    Both the “Who Cares as Much as You Do?” tool and the “Think Broadly” activity may help you expand your list further to think of partners you may not have worked with in the past but who can bring key strengths to your coalition. Once you have identified a promising list of potential collaborators, take the time to prepare your invitation to each one so that the power of your initiative will come through loud and clear. Use the “Share Your Message” activity” and the "How Do We Make Our Case?” tool to make the most of each opportunity for contact.

     

  • Partnering on substance abuse prevention efforts brings together leaders from four key domains—law enforcement, schools, mental health, and parents---who may struggle with finding common ground, as each is charged with a different mission.  That’s okay – this range will become an asset as you design comprehensive programming. Make the effort up front to articulate the vision that unites you:  a community where youth are not harming themselves or others through the use of drugs or alcohol.  The “Where Does Our Work Intersect?” tool can help you map resources and familiarize yourselves with each other’s areas of focus, while the “Connect the Dots” activity will give you techniques for the important task of creating a shared vision. Acknowledge the importance of the role each partner plays; work to identify how each partner can contribute to prevention and to intervention and treatment programs and services.
     
    There are some challenging issues you may want to address early on:
     
    • Legal or professional obligations: What kind of action is each partner required to take regarding a youth caught using substances—under the law, by professional standards, or by the agency’s or school district’s policies?
    • Sharing student information: Federal laws protecting student privacy are particularly stringent regarding substance use, and may be difficult to negotiate even between school-based counselors, and school-based substance abuse providers. See Information Sharing for useful explanations and tips.
    • Sharing data:  Law enforcement professionals and parents may want data on student drug and alcohol use to be made public, while schools may wish to keep this kind of data out of the public eye.
     
    Use the “How Do We Create an Agreement for Working Together?” tool to create a document that describes how you will address such issues.
     
    Tools: 
    How Do We Work Together? Building the capacity of your partnership
    How Do We Create an Agreement for Working Together? Memorandum of Agreement/Understanding Components and Template
    How Do We Make Decisions?
    Addressing Letters to Policymakers
    Where Does Our Work Intersect? Systems Integration Tool
Bold Step 2: Plan
A group of people sitting together and planningTo get started, partners will need a full understanding of your community’s particular needs and resources in substance abuse prevention.  A plan based on this information will help you identify your desired outcomes and line up resources and supports to achieve them. Your plan should also include strategies for handling unanticipated challenges.
 
An excellent resource is the Strategic Prevention Framework (SPF), developed by the Substance Abuse and Mental Health Services Administration. The SPF provides an overarching model and series of steps to develop a data-driven plan for substance abuse prevention that incorporates a sustainable, culturally competent, capacity-building approach.  It is meant to be used by a coalition, not a single agency or school district.
 
 
 
Bold Step 3: Act
A middle aged lady talks to two teenage girls at a community event

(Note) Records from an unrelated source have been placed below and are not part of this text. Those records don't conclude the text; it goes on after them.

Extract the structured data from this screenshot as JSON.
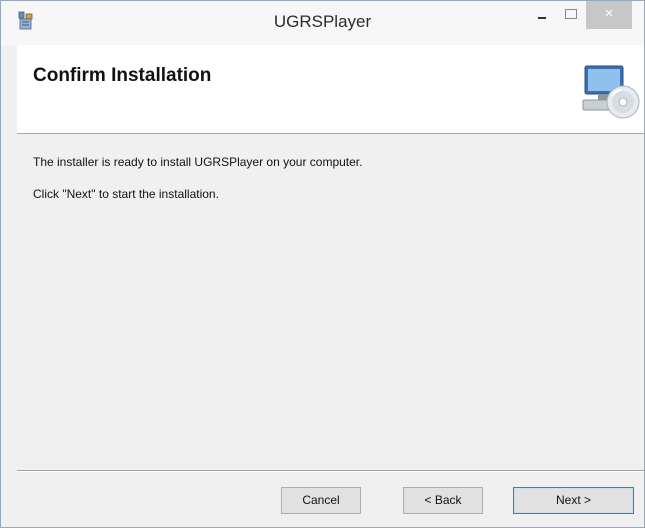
{
  "window": {
    "title": "UGRSPlayer",
    "close_glyph": "×"
  },
  "header": {
    "title": "Confirm Installation",
    "icon": "computer-cd-icon"
  },
  "body": {
    "line1": "The installer is ready to install UGRSPlayer on your computer.",
    "line2": "Click \"Next\" to start the installation."
  },
  "buttons": {
    "cancel": "Cancel",
    "back": "< Back",
    "next": "Next >"
  },
  "colors": {
    "close_button": "#c7c7c7",
    "default_button_border": "#3c7fb1",
    "header_bg": "#ffffff",
    "body_bg": "#f0f0f0"
  }
}
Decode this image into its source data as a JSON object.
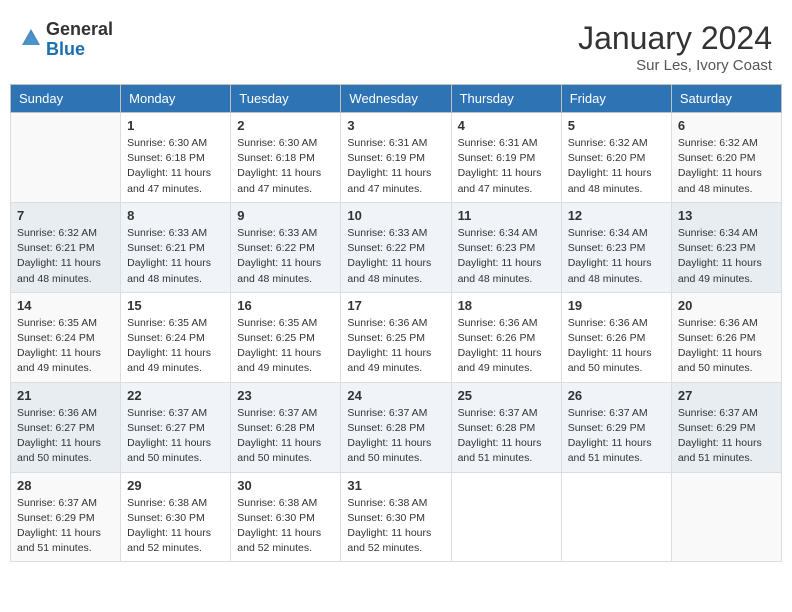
{
  "header": {
    "logo_general": "General",
    "logo_blue": "Blue",
    "month_year": "January 2024",
    "location": "Sur Les, Ivory Coast"
  },
  "weekdays": [
    "Sunday",
    "Monday",
    "Tuesday",
    "Wednesday",
    "Thursday",
    "Friday",
    "Saturday"
  ],
  "weeks": [
    [
      {
        "day": "",
        "sunrise": "",
        "sunset": "",
        "daylight": ""
      },
      {
        "day": "1",
        "sunrise": "Sunrise: 6:30 AM",
        "sunset": "Sunset: 6:18 PM",
        "daylight": "Daylight: 11 hours and 47 minutes."
      },
      {
        "day": "2",
        "sunrise": "Sunrise: 6:30 AM",
        "sunset": "Sunset: 6:18 PM",
        "daylight": "Daylight: 11 hours and 47 minutes."
      },
      {
        "day": "3",
        "sunrise": "Sunrise: 6:31 AM",
        "sunset": "Sunset: 6:19 PM",
        "daylight": "Daylight: 11 hours and 47 minutes."
      },
      {
        "day": "4",
        "sunrise": "Sunrise: 6:31 AM",
        "sunset": "Sunset: 6:19 PM",
        "daylight": "Daylight: 11 hours and 47 minutes."
      },
      {
        "day": "5",
        "sunrise": "Sunrise: 6:32 AM",
        "sunset": "Sunset: 6:20 PM",
        "daylight": "Daylight: 11 hours and 48 minutes."
      },
      {
        "day": "6",
        "sunrise": "Sunrise: 6:32 AM",
        "sunset": "Sunset: 6:20 PM",
        "daylight": "Daylight: 11 hours and 48 minutes."
      }
    ],
    [
      {
        "day": "7",
        "sunrise": "Sunrise: 6:32 AM",
        "sunset": "Sunset: 6:21 PM",
        "daylight": "Daylight: 11 hours and 48 minutes."
      },
      {
        "day": "8",
        "sunrise": "Sunrise: 6:33 AM",
        "sunset": "Sunset: 6:21 PM",
        "daylight": "Daylight: 11 hours and 48 minutes."
      },
      {
        "day": "9",
        "sunrise": "Sunrise: 6:33 AM",
        "sunset": "Sunset: 6:22 PM",
        "daylight": "Daylight: 11 hours and 48 minutes."
      },
      {
        "day": "10",
        "sunrise": "Sunrise: 6:33 AM",
        "sunset": "Sunset: 6:22 PM",
        "daylight": "Daylight: 11 hours and 48 minutes."
      },
      {
        "day": "11",
        "sunrise": "Sunrise: 6:34 AM",
        "sunset": "Sunset: 6:23 PM",
        "daylight": "Daylight: 11 hours and 48 minutes."
      },
      {
        "day": "12",
        "sunrise": "Sunrise: 6:34 AM",
        "sunset": "Sunset: 6:23 PM",
        "daylight": "Daylight: 11 hours and 48 minutes."
      },
      {
        "day": "13",
        "sunrise": "Sunrise: 6:34 AM",
        "sunset": "Sunset: 6:23 PM",
        "daylight": "Daylight: 11 hours and 49 minutes."
      }
    ],
    [
      {
        "day": "14",
        "sunrise": "Sunrise: 6:35 AM",
        "sunset": "Sunset: 6:24 PM",
        "daylight": "Daylight: 11 hours and 49 minutes."
      },
      {
        "day": "15",
        "sunrise": "Sunrise: 6:35 AM",
        "sunset": "Sunset: 6:24 PM",
        "daylight": "Daylight: 11 hours and 49 minutes."
      },
      {
        "day": "16",
        "sunrise": "Sunrise: 6:35 AM",
        "sunset": "Sunset: 6:25 PM",
        "daylight": "Daylight: 11 hours and 49 minutes."
      },
      {
        "day": "17",
        "sunrise": "Sunrise: 6:36 AM",
        "sunset": "Sunset: 6:25 PM",
        "daylight": "Daylight: 11 hours and 49 minutes."
      },
      {
        "day": "18",
        "sunrise": "Sunrise: 6:36 AM",
        "sunset": "Sunset: 6:26 PM",
        "daylight": "Daylight: 11 hours and 49 minutes."
      },
      {
        "day": "19",
        "sunrise": "Sunrise: 6:36 AM",
        "sunset": "Sunset: 6:26 PM",
        "daylight": "Daylight: 11 hours and 50 minutes."
      },
      {
        "day": "20",
        "sunrise": "Sunrise: 6:36 AM",
        "sunset": "Sunset: 6:26 PM",
        "daylight": "Daylight: 11 hours and 50 minutes."
      }
    ],
    [
      {
        "day": "21",
        "sunrise": "Sunrise: 6:36 AM",
        "sunset": "Sunset: 6:27 PM",
        "daylight": "Daylight: 11 hours and 50 minutes."
      },
      {
        "day": "22",
        "sunrise": "Sunrise: 6:37 AM",
        "sunset": "Sunset: 6:27 PM",
        "daylight": "Daylight: 11 hours and 50 minutes."
      },
      {
        "day": "23",
        "sunrise": "Sunrise: 6:37 AM",
        "sunset": "Sunset: 6:28 PM",
        "daylight": "Daylight: 11 hours and 50 minutes."
      },
      {
        "day": "24",
        "sunrise": "Sunrise: 6:37 AM",
        "sunset": "Sunset: 6:28 PM",
        "daylight": "Daylight: 11 hours and 50 minutes."
      },
      {
        "day": "25",
        "sunrise": "Sunrise: 6:37 AM",
        "sunset": "Sunset: 6:28 PM",
        "daylight": "Daylight: 11 hours and 51 minutes."
      },
      {
        "day": "26",
        "sunrise": "Sunrise: 6:37 AM",
        "sunset": "Sunset: 6:29 PM",
        "daylight": "Daylight: 11 hours and 51 minutes."
      },
      {
        "day": "27",
        "sunrise": "Sunrise: 6:37 AM",
        "sunset": "Sunset: 6:29 PM",
        "daylight": "Daylight: 11 hours and 51 minutes."
      }
    ],
    [
      {
        "day": "28",
        "sunrise": "Sunrise: 6:37 AM",
        "sunset": "Sunset: 6:29 PM",
        "daylight": "Daylight: 11 hours and 51 minutes."
      },
      {
        "day": "29",
        "sunrise": "Sunrise: 6:38 AM",
        "sunset": "Sunset: 6:30 PM",
        "daylight": "Daylight: 11 hours and 52 minutes."
      },
      {
        "day": "30",
        "sunrise": "Sunrise: 6:38 AM",
        "sunset": "Sunset: 6:30 PM",
        "daylight": "Daylight: 11 hours and 52 minutes."
      },
      {
        "day": "31",
        "sunrise": "Sunrise: 6:38 AM",
        "sunset": "Sunset: 6:30 PM",
        "daylight": "Daylight: 11 hours and 52 minutes."
      },
      {
        "day": "",
        "sunrise": "",
        "sunset": "",
        "daylight": ""
      },
      {
        "day": "",
        "sunrise": "",
        "sunset": "",
        "daylight": ""
      },
      {
        "day": "",
        "sunrise": "",
        "sunset": "",
        "daylight": ""
      }
    ]
  ]
}
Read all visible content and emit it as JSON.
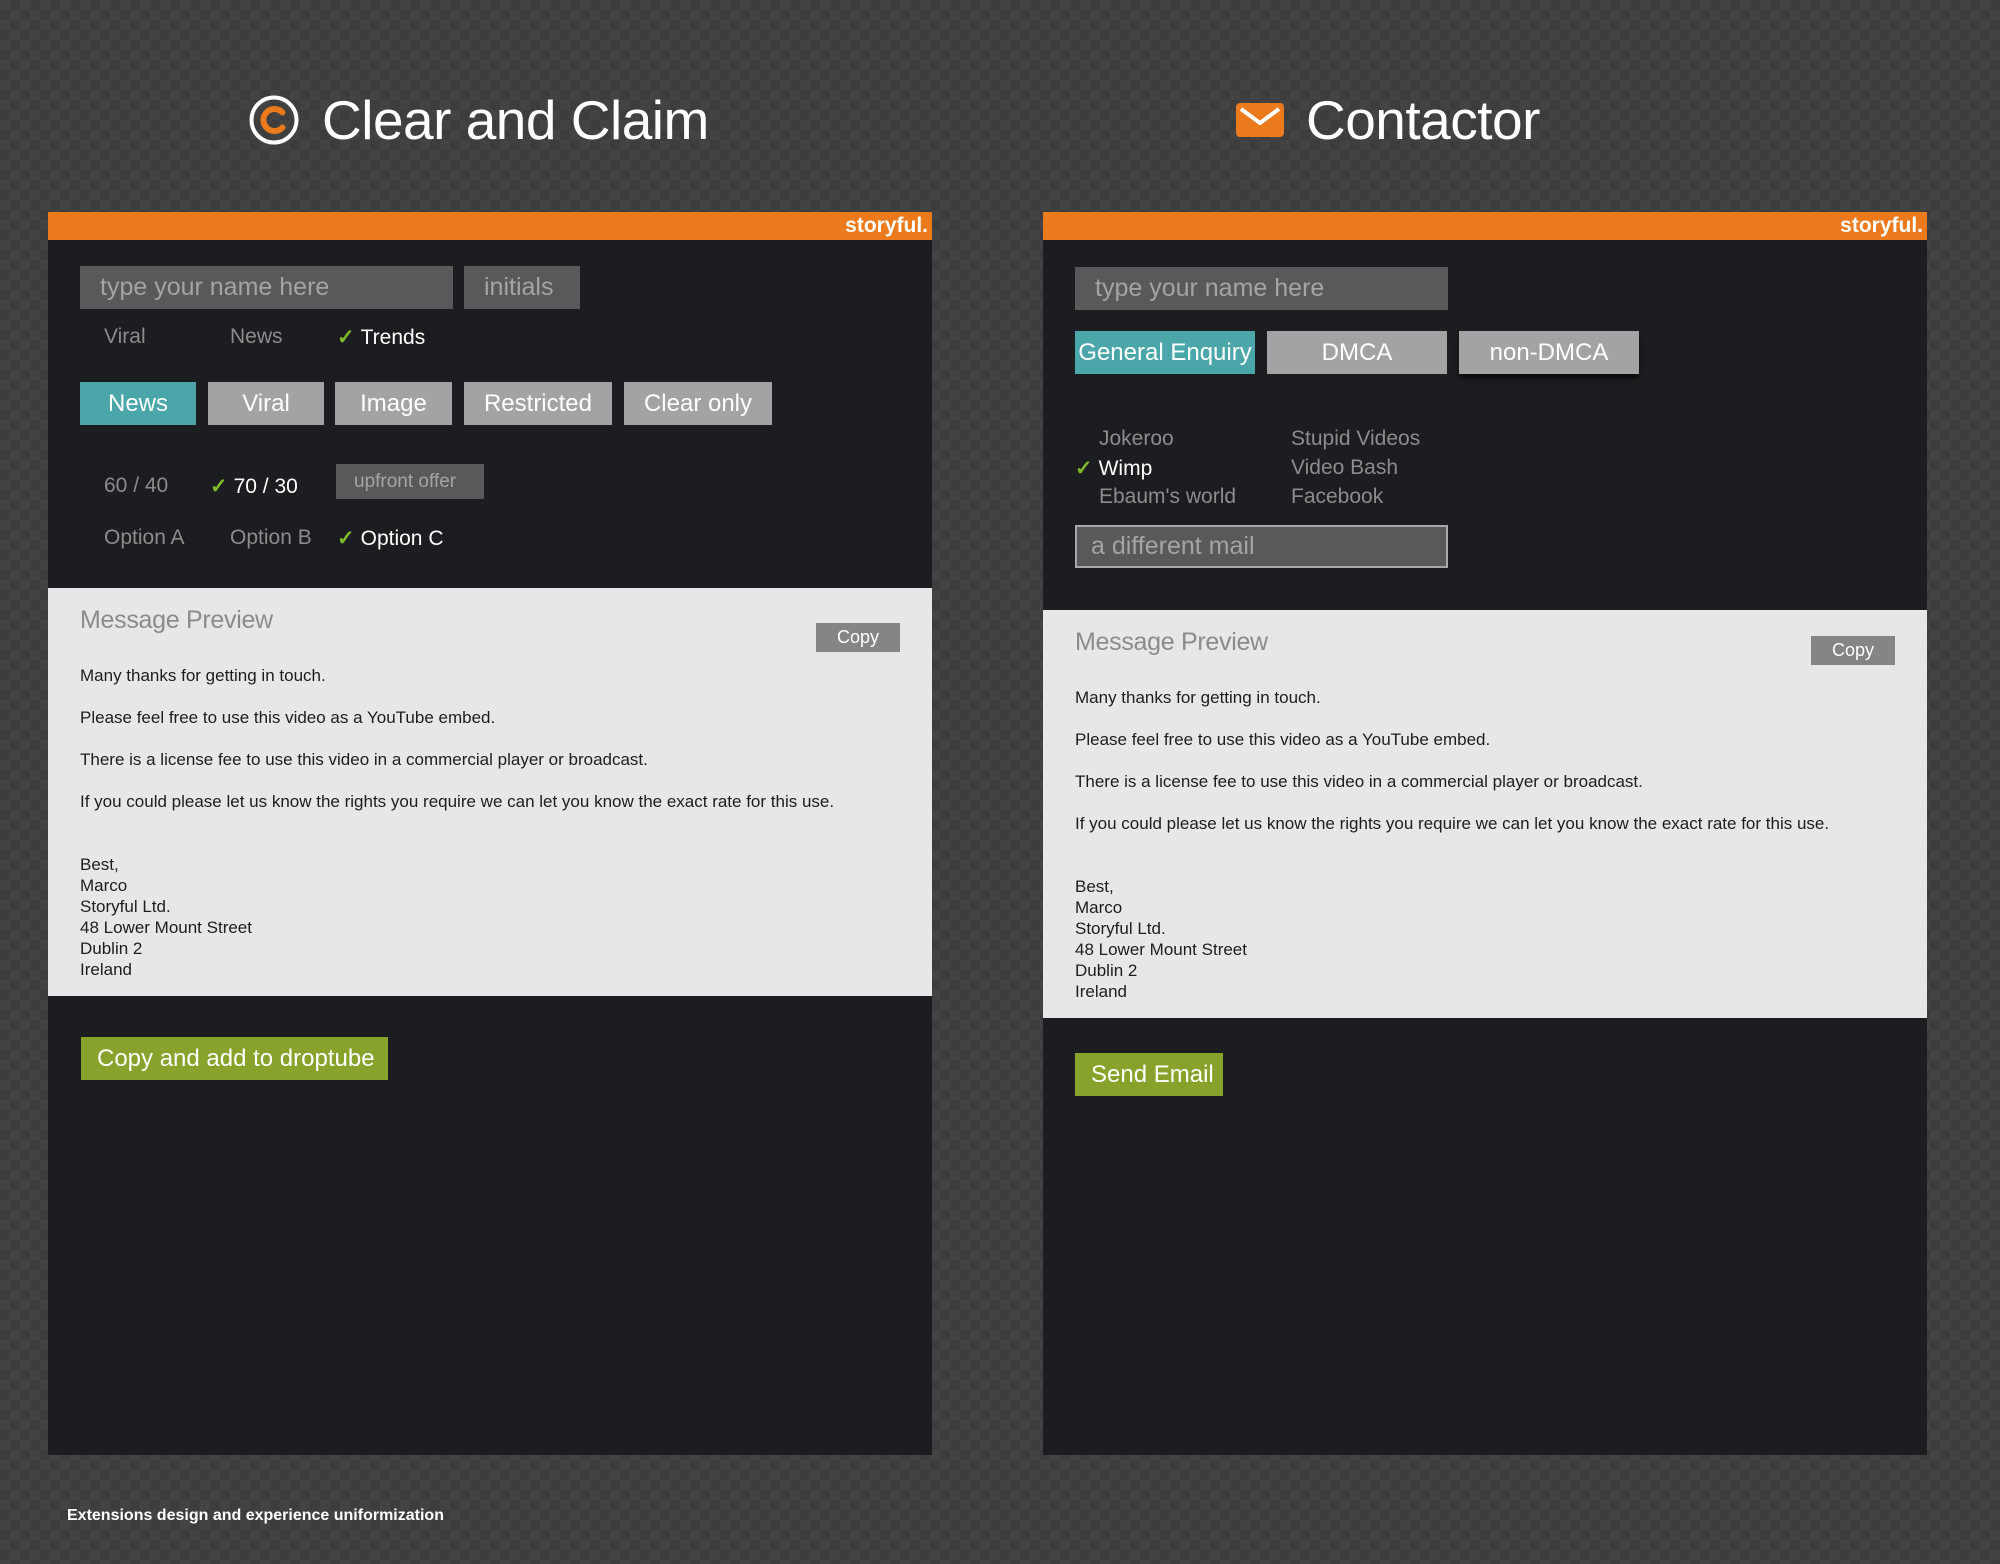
{
  "left": {
    "heading": "Clear and Claim",
    "icon": "copyright-c-icon",
    "brand": "storyful.",
    "name_placeholder": "type your name here",
    "initials_placeholder": "initials",
    "categories": [
      "Viral",
      "News",
      "Trends"
    ],
    "selected_category": "Trends",
    "license_buttons": [
      "News",
      "Viral",
      "Image",
      "Restricted",
      "Clear only"
    ],
    "active_license": "News",
    "splits": [
      "60 / 40",
      "70 / 30"
    ],
    "selected_split": "70 / 30",
    "upfront_offer": "upfront offer",
    "options": [
      "Option A",
      "Option B",
      "Option C"
    ],
    "selected_option": "Option C",
    "preview": {
      "title": "Message Preview",
      "copy_label": "Copy",
      "lines": [
        "Many thanks for getting in touch.",
        "Please feel free to use this video as a YouTube embed.",
        "There is a license fee to use this video in a commercial player or broadcast.",
        "If you could please let us know the rights you require we can let you know the exact rate for this use."
      ],
      "signature": [
        "Best,",
        "Marco",
        "Storyful Ltd.",
        "48 Lower Mount Street",
        "Dublin 2",
        "Ireland"
      ]
    },
    "action_label": "Copy and add to droptube"
  },
  "right": {
    "heading": "Contactor",
    "icon": "envelope-icon",
    "brand": "storyful.",
    "name_placeholder": "type your name here",
    "type_buttons": [
      "General Enquiry",
      "DMCA",
      "non-DMCA"
    ],
    "active_type": "General Enquiry",
    "sites_col1": [
      "Jokeroo",
      "Wimp",
      "Ebaum's world"
    ],
    "sites_col2": [
      "Stupid Videos",
      "Video Bash",
      "Facebook"
    ],
    "selected_site": "Wimp",
    "mail_placeholder": "a different mail",
    "preview": {
      "title": "Message Preview",
      "copy_label": "Copy",
      "lines": [
        "Many thanks for getting in touch.",
        "Please feel free to use this video as a YouTube embed.",
        "There is a license fee to use this video in a commercial player or broadcast.",
        "If you could please let us know the rights you require we can let you know the exact rate for this use."
      ],
      "signature": [
        "Best,",
        "Marco",
        "Storyful Ltd.",
        "48 Lower Mount Street",
        "Dublin 2",
        "Ireland"
      ]
    },
    "action_label": "Send Email"
  },
  "footer": "Extensions design and experience uniformization",
  "colors": {
    "accent": "#ea7a1c",
    "teal": "#4aa6a8",
    "green": "#88a32c",
    "check": "#7fb92d",
    "panel": "#1c1d20"
  }
}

The third step is where the rubber meets the road!  It’s time for you and your partners to implement your plan.  Strive for excellence in implementation.  

Monitor what’s happening and use your data to adjust programming if necessary.  Be sure to communicate regularly with your partners and engage them to promote your success.